WASHINGTON, Nov. 10, 2013 – Defense Secretary Chuck Hagel commemorated the Marine Corps’ 238th birthday here today by praising the legacy of “one of the world’s oldest, and most admired and respected fighting forces” and vowing to work to keep it strong for the future.
“Whenever our nation has called, the Marines have been ready,” Hagel said during a wreath-laying ceremony at the Iwo Jima Memorial.
“That’s been especially true during the past 12 years,” he said, noting the more than 7,000 Marines currently serving in Afghanistan’s Helmand province. There, Hagel said, they are “doing what they do best: showing the Afghan people they have no better friend, and showing our adversaries they have no deadlier enemy, than a Marine.”
The Second Continental Congress passed a resolution establishing the Continental Marines on Nov. 10, 1775. Since then, the Marine Corps has served in every U.S. armed conflict around the world.
Those in harm’s way today reflect the Marine Corps’ long legacy of heroism, Hagel said. He noted just a few examples of that service and sacrifice: 70 years ago this month during one of the bloodiest battles of World War II, in Tarawa; 45 years ago during the Battle of Hue City in Vietnam; and 30 years ago during the bombing of the Marine barracks in Beirut.

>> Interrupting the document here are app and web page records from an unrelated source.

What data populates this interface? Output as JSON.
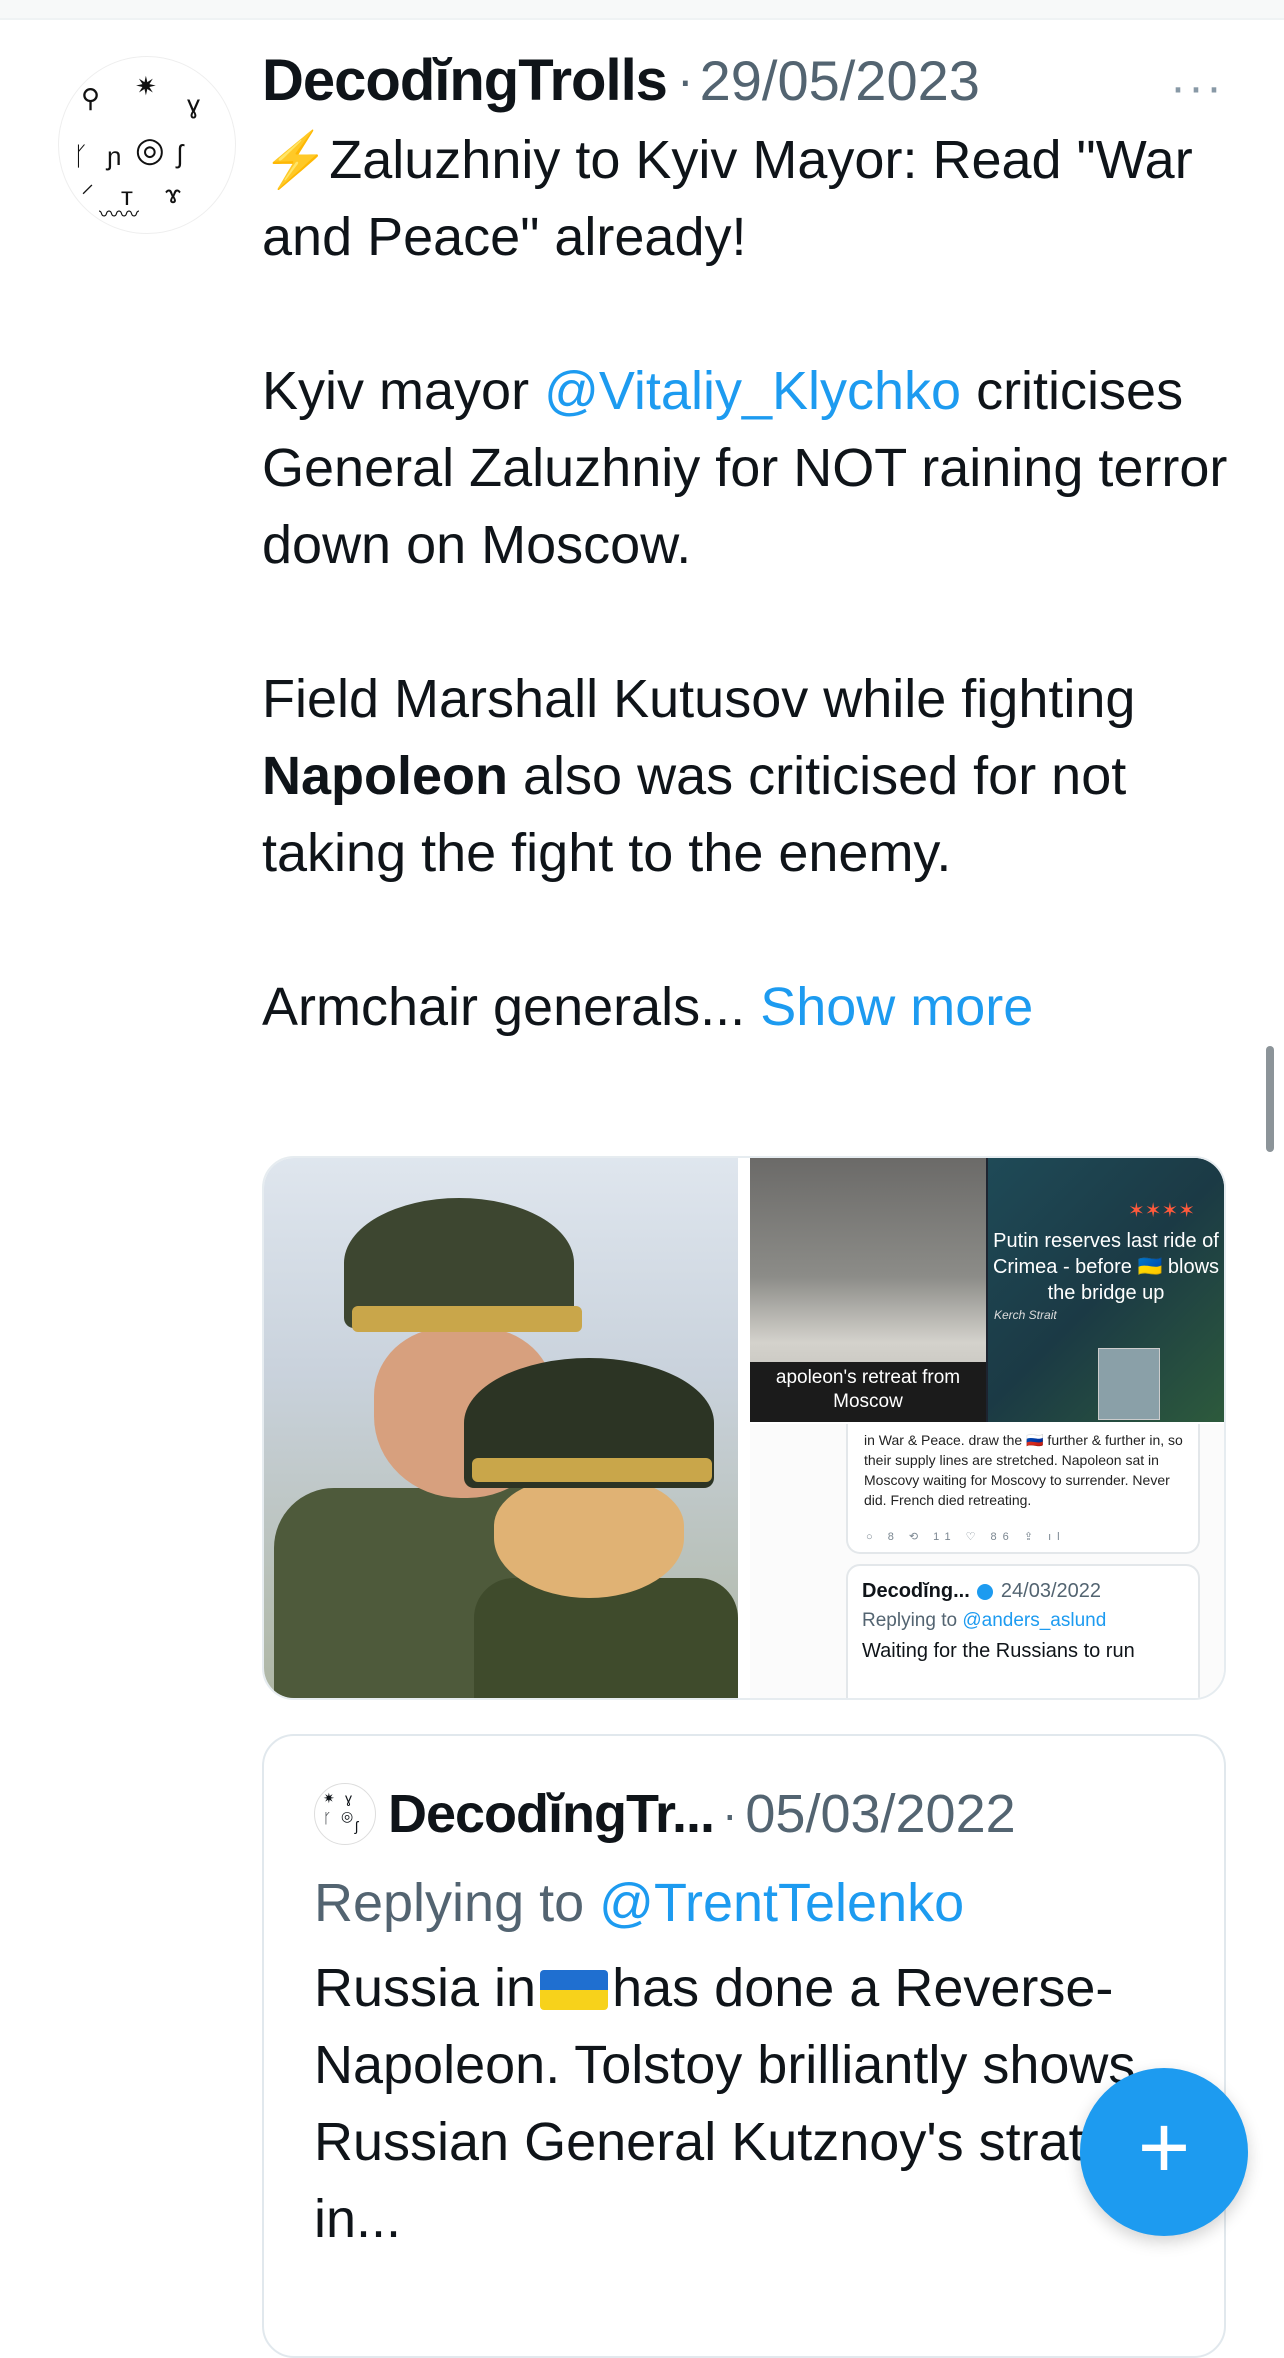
{
  "tweet": {
    "author_name": "DecodĭngTrolls",
    "separator": "·",
    "date": "29/05/2023",
    "more_label": "···",
    "line1_icon": "⚡",
    "line1_text": "Zaluzhniy to Kyiv Mayor: Read \"War and Peace\" already!",
    "p2_pre": "Kyiv mayor ",
    "p2_mention": "@Vitaliy_Klychko",
    "p2_post": " criticises General Zaluzhniy for NOT raining terror down on Moscow.",
    "p3_pre": "Field Marshall Kutusov while fighting ",
    "p3_bold": "Napoleon",
    "p3_post": " also was criticised for not taking the fight to the enemy.",
    "p4_text": "Armchair generals... ",
    "show_more": "Show more"
  },
  "media": {
    "caption_painting": "apoleon's retreat from Moscow",
    "map_caption": "Putin reserves last ride of Crimea - before 🇺🇦 blows the bridge up",
    "map_stars": "✶✶✶✶",
    "map_small": "Kerch Strait",
    "embedded_tweet1_text": "in War & Peace. draw the 🇷🇺 further & further in, so their supply lines are stretched. Napoleon sat in Moscovy waiting for Moscovy to surrender. Never did. French died retreating.",
    "embedded_tweet1_actions": "○ 8  ⟲ 11  ♡ 86  ⇪  ıl",
    "embedded_tweet2_name": "Decodĭng...",
    "embedded_tweet2_date": "24/03/2022",
    "embedded_tweet2_reply_pre": "Replying to ",
    "embedded_tweet2_reply_mention": "@anders_aslund",
    "embedded_tweet2_text": "Waiting for the Russians to run"
  },
  "quoted": {
    "author_name": "DecodĭngTr...",
    "separator": "·",
    "date": "05/03/2022",
    "reply_pre": "Replying to ",
    "reply_mention": "@TrentTelenko",
    "text_pre": "Russia in",
    "text_post": "has done a Reverse-Napoleon. Tolstoy brilliantly shows Russian General Kutznoy's strategy in..."
  },
  "fab": {
    "label": "+"
  },
  "colors": {
    "accent": "#1d9bf0",
    "text": "#0f1419",
    "muted": "#536471"
  },
  "icons": {
    "more": "more-icon",
    "compose": "plus-icon",
    "flag": "ukraine-flag-icon",
    "bolt": "lightning-icon"
  }
}
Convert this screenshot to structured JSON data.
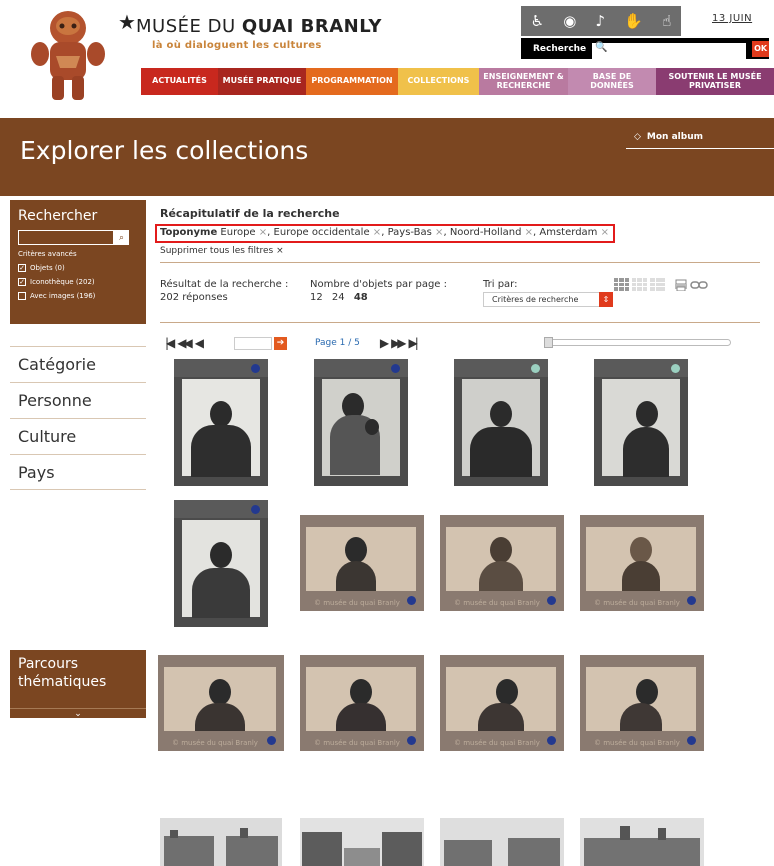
{
  "header": {
    "brand_star": "★",
    "brand_prefix": "MUSÉE DU ",
    "brand_bold": "QUAI BRANLY",
    "tagline": "là où dialoguent les cultures",
    "date": "13 JUIN",
    "access_icons": [
      "wheelchair-icon",
      "eye-icon",
      "ear-icon",
      "hand-icon",
      "sign-language-icon"
    ],
    "access_glyphs": [
      "♿",
      "◉",
      "♪",
      "✋",
      "☝"
    ],
    "search_label": "Recherche",
    "search_icon": "🔍",
    "search_placeholder": "",
    "search_ok": "OK"
  },
  "nav": [
    {
      "label": "ACTUALITÉS",
      "color": "#c8281e"
    },
    {
      "label": "MUSÉE PRATIQUE",
      "color": "#a8261f"
    },
    {
      "label": "PROGRAMMATION",
      "color": "#e46a1e"
    },
    {
      "label": "COLLECTIONS",
      "color": "#f0c14a"
    },
    {
      "label": "ENSEIGNEMENT & RECHERCHE",
      "color": "#b97aa0"
    },
    {
      "label": "BASE DE DONNÉES",
      "color": "#c28ab0"
    },
    {
      "label": "SOUTENIR LE MUSÉE PRIVATISER",
      "color": "#8a3c71"
    }
  ],
  "banner": {
    "title": "Explorer les collections",
    "album_icon": "◇",
    "album": "Mon album"
  },
  "sidebar": {
    "search_title": "Rechercher",
    "search_go": "⌕",
    "advanced": "Critères avancés",
    "checks": [
      {
        "label": "Objets (0)",
        "checked": "✓"
      },
      {
        "label": "Iconothèque (202)",
        "checked": "✓"
      },
      {
        "label": "Avec images (196)",
        "checked": ""
      }
    ],
    "facets": [
      "Catégorie",
      "Personne",
      "Culture",
      "Pays"
    ],
    "parcours_line1": "Parcours",
    "parcours_line2": "thématiques",
    "parcours_chevron": "⌄"
  },
  "recap": {
    "title": "Récapitulatif de la recherche",
    "filter_key": "Toponyme",
    "filters": [
      "Europe",
      "Europe occidentale",
      "Pays-Bas",
      "Noord-Holland",
      "Amsterdam"
    ],
    "remove": "×",
    "clear_all": "Supprimer tous les filtres ×"
  },
  "results": {
    "label_line1": "Résultat de la recherche :",
    "label_line2": "202 réponses",
    "per_page_label": "Nombre d'objets par page :",
    "per_page_options": [
      "12",
      "24",
      "48"
    ],
    "sort_label": "Tri par:",
    "sort_value": "Critères de recherche",
    "sort_arrow": "⇕"
  },
  "pager": {
    "first": "|◀",
    "rewind": "◀◀",
    "prev": "◀",
    "go": "➔",
    "label": "Page 1 / 5",
    "next": "▶",
    "forward": "▶▶",
    "last": "▶|"
  },
  "watermark": "© musée du quai Branly"
}
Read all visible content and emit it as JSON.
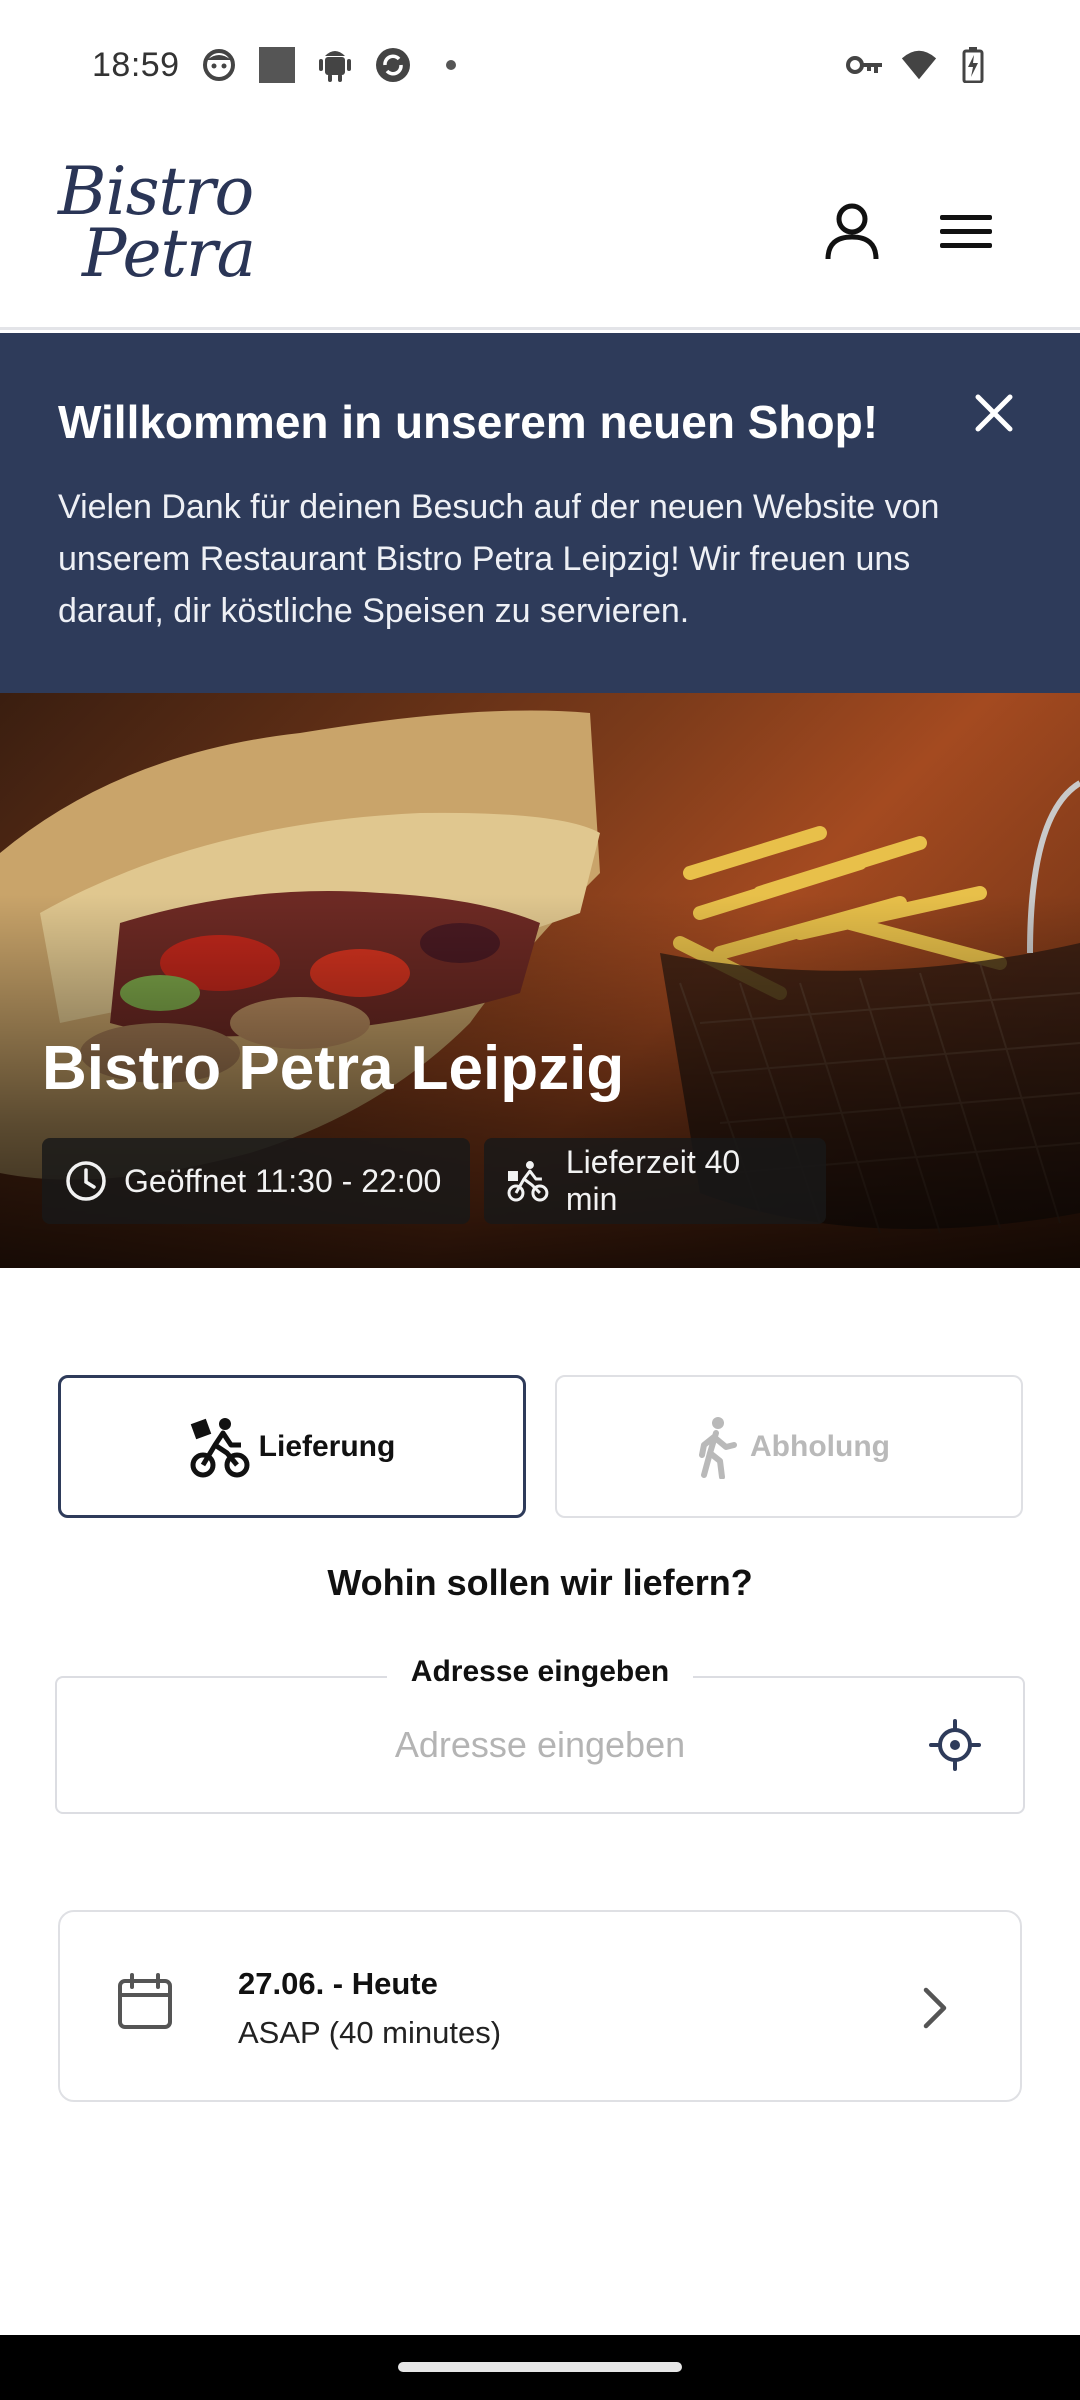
{
  "status_bar": {
    "time": "18:59",
    "left_icons": [
      "face-icon",
      "square-icon",
      "android-icon",
      "sync-icon",
      "dot-icon"
    ],
    "right_icons": [
      "key-icon",
      "wifi-icon",
      "battery-charging-icon"
    ]
  },
  "header": {
    "logo_line1": "Bistro",
    "logo_line2": "Petra",
    "account_icon": "account-icon",
    "menu_icon": "menu-icon"
  },
  "banner": {
    "title": "Willkommen in unserem neuen Shop!",
    "text": "Vielen Dank für deinen Besuch auf der neuen Website von unserem Restaurant Bistro Petra Leipzig! Wir freuen uns darauf, dir köstliche Speisen zu servieren.",
    "close_icon": "close-icon",
    "background": "#2e3b5a"
  },
  "hero": {
    "title": "Bistro Petra Leipzig",
    "opening_hours": "Geöffnet 11:30 - 22:00",
    "delivery_time": "Lieferzeit 40 min"
  },
  "mode_toggle": {
    "delivery_label": "Lieferung",
    "pickup_label": "Abholung",
    "selected": "Lieferung"
  },
  "address": {
    "question": "Wohin sollen wir liefern?",
    "legend": "Adresse eingeben",
    "placeholder": "Adresse eingeben",
    "value": ""
  },
  "schedule": {
    "date": "27.06. - Heute",
    "time": "ASAP (40 minutes)"
  },
  "colors": {
    "brand": "#2e3b5a",
    "border": "#dfe0e4",
    "muted": "#b9b9b9"
  }
}
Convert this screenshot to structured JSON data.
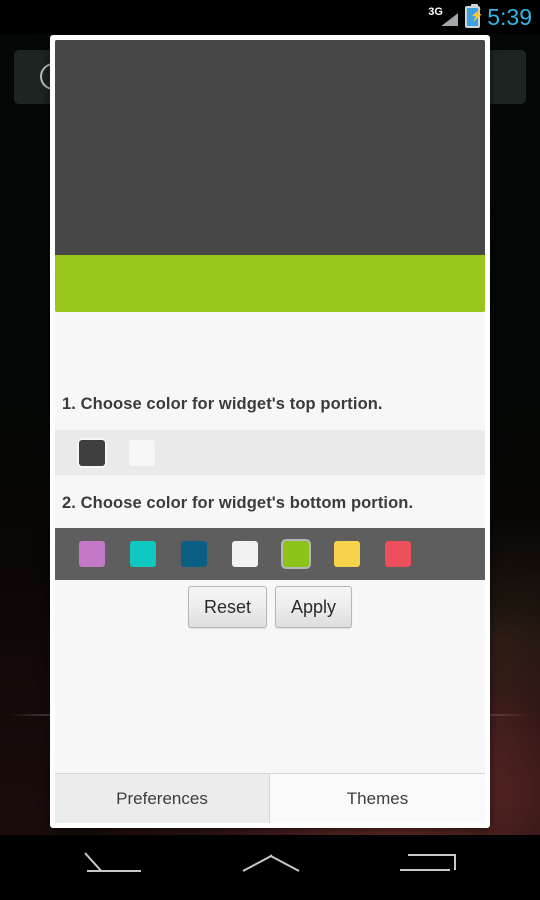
{
  "status_bar": {
    "network_label": "3G",
    "signal_icon": "signal-bars-icon",
    "battery_icon": "battery-charging-icon",
    "battery_bolt": "⚡",
    "time": "5:39"
  },
  "home_screen": {
    "search_widget": {
      "icon": "search-icon"
    }
  },
  "dialog": {
    "preview": {
      "top_color": "#464646",
      "bottom_color": "#9AC61C"
    },
    "sections": [
      {
        "label": "1. Choose color for widget's top portion.",
        "row_background": "#EAEAEA",
        "swatches": [
          {
            "name": "dark-gray",
            "color": "#3F3F3F",
            "selected": true
          },
          {
            "name": "white",
            "color": "#F7F7F7",
            "selected": false
          }
        ]
      },
      {
        "label": "2. Choose color for widget's bottom portion.",
        "row_background": "#5E5E5E",
        "swatches": [
          {
            "name": "purple",
            "color": "#C478C8",
            "selected": false
          },
          {
            "name": "teal",
            "color": "#0FC9C0",
            "selected": false
          },
          {
            "name": "dark-blue",
            "color": "#0A5F85",
            "selected": false
          },
          {
            "name": "white",
            "color": "#F2F2F2",
            "selected": false
          },
          {
            "name": "lime-green",
            "color": "#8CC31A",
            "selected": true
          },
          {
            "name": "yellow",
            "color": "#F7D24B",
            "selected": false
          },
          {
            "name": "red",
            "color": "#EE4F5C",
            "selected": false
          }
        ]
      }
    ],
    "buttons": {
      "reset_label": "Reset",
      "apply_label": "Apply"
    },
    "tabs": [
      {
        "label": "Preferences",
        "active": false
      },
      {
        "label": "Themes",
        "active": true
      }
    ]
  },
  "nav_bar": {
    "back_icon": "back-arrow-icon",
    "home_icon": "home-chevron-icon",
    "recents_icon": "recents-icon"
  }
}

“For 238 years, the Marines have made a vital difference,” Hagel said. “And in today’s volatile, complicated and unpredictable world, the Marines are as relevant and essential as ever before. For there is no force that can match their agility, flexibility, and expeditionary capabilities.”
Hagel said he looks forward to continuing to work with Gen. James F. Amos, the Marine Corps commandant, and Gen. John M. Paxton, Jr., the deputy commandant, to build on that legacy for the future.
Together with every member of the Corps, they will strive “to ensure that they are strong and ready” as they make a strategic transition back to their amphibious roots, he said.
“Our nation owes the entire Marine Corps a great debt of gratitude for all they have done to ensure our security for more than two centuries, and all they will continue to do long into the future,” Hagel said.